## Exercise requirements
How many lines in the records below contain the word "בלמים"? Reply with that number only.

## Provided data
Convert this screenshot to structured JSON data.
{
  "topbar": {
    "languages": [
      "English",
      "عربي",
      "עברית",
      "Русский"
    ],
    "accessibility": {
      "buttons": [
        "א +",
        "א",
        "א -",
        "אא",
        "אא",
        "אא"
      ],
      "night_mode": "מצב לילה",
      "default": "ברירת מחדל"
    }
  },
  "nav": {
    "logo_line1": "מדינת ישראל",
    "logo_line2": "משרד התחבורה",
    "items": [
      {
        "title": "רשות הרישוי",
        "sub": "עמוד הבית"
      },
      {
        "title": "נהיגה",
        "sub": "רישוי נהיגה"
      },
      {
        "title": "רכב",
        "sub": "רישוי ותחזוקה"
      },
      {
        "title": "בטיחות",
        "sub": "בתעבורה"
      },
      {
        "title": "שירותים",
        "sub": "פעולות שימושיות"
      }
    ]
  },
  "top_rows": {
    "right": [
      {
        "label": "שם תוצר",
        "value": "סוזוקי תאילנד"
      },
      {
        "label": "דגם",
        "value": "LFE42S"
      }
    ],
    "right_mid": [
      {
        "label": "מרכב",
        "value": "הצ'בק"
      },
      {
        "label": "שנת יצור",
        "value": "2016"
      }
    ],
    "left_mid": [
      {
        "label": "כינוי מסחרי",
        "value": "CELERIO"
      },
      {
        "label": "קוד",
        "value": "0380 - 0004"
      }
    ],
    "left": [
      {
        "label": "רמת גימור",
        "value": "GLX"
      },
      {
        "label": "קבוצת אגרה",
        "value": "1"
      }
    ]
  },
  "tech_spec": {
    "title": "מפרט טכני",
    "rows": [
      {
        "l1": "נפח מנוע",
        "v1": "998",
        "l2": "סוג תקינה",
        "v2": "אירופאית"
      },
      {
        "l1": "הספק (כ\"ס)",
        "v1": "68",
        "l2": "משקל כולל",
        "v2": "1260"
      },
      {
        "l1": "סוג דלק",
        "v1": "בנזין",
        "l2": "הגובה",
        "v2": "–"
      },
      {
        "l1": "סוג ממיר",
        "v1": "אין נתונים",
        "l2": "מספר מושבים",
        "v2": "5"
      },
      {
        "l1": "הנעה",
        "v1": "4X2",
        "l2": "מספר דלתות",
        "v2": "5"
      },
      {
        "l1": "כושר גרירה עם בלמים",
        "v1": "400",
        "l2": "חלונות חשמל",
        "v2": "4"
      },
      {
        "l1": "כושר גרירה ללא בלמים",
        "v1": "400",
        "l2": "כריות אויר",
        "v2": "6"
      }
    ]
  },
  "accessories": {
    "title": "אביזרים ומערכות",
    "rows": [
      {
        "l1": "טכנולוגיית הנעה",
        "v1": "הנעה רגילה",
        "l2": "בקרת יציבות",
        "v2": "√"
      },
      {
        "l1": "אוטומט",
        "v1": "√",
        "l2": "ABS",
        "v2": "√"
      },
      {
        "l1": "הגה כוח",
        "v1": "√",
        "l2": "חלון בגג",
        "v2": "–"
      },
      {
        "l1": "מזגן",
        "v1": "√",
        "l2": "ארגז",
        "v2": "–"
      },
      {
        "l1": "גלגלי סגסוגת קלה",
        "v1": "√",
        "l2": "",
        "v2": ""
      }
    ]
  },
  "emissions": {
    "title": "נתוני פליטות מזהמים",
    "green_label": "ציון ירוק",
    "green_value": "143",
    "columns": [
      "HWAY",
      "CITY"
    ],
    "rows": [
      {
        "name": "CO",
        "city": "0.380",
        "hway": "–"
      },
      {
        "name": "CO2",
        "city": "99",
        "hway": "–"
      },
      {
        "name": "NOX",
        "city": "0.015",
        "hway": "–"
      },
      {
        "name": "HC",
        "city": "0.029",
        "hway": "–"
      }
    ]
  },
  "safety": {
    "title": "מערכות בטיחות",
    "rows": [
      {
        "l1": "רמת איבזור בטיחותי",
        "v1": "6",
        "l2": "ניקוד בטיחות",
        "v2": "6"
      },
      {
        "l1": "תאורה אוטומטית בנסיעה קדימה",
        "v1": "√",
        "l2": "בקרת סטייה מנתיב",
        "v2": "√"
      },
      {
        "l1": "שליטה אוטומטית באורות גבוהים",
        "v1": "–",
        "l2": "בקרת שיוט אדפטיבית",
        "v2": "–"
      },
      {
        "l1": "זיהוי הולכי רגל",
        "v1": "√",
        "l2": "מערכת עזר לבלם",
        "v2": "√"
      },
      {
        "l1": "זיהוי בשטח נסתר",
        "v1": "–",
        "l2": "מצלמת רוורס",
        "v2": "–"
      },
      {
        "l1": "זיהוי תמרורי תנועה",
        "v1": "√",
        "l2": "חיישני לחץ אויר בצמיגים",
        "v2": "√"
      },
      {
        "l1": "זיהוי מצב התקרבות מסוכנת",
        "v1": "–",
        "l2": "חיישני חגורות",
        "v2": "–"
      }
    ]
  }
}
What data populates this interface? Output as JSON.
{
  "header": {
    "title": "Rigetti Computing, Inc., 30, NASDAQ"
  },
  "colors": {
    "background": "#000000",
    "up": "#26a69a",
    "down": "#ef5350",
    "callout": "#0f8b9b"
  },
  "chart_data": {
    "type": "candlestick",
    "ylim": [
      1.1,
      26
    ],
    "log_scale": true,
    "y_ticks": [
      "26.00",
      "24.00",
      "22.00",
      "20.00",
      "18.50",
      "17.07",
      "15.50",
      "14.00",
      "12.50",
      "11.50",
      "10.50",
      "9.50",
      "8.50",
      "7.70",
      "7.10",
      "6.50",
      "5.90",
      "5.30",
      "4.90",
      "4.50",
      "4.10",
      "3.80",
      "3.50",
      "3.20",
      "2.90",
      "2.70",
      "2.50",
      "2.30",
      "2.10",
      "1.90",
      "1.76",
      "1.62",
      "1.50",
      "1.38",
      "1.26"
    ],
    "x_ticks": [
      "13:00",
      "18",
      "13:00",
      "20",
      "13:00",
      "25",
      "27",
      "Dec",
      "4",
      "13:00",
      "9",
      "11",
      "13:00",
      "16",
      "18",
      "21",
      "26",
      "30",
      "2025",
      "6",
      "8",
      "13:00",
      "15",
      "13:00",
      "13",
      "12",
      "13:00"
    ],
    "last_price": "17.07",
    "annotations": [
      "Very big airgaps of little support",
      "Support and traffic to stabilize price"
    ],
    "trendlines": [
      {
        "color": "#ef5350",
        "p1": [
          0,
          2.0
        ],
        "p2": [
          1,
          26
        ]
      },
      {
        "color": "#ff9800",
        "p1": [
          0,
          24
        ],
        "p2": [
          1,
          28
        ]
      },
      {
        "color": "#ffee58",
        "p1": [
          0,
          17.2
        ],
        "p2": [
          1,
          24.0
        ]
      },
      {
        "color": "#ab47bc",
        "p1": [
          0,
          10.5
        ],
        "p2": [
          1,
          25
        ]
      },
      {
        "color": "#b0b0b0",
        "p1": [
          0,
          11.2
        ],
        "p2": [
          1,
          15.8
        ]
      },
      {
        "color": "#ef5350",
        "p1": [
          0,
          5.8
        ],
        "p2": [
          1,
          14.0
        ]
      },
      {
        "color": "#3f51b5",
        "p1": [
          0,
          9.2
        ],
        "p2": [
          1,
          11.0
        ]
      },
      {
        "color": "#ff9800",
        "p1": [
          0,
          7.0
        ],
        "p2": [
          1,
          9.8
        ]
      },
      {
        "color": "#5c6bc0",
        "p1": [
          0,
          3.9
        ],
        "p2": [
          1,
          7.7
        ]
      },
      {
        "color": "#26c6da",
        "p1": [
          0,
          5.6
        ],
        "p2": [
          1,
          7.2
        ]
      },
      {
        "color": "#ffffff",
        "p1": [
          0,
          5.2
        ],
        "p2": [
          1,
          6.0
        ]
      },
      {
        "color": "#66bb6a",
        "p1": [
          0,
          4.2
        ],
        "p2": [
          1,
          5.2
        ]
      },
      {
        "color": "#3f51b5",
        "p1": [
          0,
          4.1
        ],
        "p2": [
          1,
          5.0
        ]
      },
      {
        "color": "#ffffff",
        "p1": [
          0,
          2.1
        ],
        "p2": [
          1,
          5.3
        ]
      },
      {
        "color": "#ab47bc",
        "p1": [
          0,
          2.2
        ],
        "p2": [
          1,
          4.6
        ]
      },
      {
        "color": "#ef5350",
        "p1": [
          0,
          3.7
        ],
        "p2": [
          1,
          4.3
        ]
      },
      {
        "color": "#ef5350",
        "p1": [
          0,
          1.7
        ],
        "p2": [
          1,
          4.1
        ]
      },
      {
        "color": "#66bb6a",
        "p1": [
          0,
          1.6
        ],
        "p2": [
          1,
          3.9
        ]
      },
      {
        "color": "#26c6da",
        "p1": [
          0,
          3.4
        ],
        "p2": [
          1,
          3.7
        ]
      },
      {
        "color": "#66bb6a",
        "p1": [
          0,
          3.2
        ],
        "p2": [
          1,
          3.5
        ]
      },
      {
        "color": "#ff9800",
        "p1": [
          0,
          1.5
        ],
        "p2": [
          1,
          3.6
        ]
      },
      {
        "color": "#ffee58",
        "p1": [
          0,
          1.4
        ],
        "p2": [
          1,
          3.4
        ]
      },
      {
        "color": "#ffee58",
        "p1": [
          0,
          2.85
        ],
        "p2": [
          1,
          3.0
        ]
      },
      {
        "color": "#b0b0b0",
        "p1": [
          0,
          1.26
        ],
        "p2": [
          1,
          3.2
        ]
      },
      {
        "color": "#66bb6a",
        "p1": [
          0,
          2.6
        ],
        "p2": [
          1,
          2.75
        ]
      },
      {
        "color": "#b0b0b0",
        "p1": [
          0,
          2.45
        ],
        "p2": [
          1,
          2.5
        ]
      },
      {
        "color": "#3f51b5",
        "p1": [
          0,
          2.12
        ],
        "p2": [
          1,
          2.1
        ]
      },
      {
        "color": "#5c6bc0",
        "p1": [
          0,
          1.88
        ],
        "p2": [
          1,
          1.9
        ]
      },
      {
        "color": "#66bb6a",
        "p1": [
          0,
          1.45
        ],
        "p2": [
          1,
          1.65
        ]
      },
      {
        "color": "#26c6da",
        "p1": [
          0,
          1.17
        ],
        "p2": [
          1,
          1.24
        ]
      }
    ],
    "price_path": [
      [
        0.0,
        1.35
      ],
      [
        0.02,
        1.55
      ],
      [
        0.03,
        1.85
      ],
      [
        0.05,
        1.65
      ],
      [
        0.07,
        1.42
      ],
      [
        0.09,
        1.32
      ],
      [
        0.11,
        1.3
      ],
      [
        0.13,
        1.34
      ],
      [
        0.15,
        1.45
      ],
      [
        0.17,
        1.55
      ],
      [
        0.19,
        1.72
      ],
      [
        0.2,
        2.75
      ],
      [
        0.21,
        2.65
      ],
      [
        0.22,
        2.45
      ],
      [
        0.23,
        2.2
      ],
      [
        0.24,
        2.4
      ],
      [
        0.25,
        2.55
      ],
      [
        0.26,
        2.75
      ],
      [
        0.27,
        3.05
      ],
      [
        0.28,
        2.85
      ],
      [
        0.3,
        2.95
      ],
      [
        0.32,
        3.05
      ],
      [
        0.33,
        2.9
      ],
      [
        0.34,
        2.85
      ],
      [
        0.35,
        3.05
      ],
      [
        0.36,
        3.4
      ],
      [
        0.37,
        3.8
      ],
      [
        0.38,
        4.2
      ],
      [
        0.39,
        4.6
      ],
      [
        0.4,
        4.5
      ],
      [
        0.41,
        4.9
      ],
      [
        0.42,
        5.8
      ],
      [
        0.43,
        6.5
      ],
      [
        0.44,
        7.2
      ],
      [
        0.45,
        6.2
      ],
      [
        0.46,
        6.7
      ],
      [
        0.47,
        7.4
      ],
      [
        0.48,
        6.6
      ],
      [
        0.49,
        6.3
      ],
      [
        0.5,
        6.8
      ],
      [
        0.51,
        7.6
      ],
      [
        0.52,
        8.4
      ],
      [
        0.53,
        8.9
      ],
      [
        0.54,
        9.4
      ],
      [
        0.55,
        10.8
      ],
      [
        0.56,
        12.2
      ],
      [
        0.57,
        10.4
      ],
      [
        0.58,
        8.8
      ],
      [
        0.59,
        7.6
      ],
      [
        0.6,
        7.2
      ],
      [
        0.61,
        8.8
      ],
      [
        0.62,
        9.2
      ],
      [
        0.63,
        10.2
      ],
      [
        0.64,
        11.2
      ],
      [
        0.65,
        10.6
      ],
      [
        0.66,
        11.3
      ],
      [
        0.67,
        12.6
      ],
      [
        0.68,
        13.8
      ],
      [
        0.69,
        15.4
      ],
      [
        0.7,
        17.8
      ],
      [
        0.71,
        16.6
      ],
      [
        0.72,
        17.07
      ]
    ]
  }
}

## Written answer
2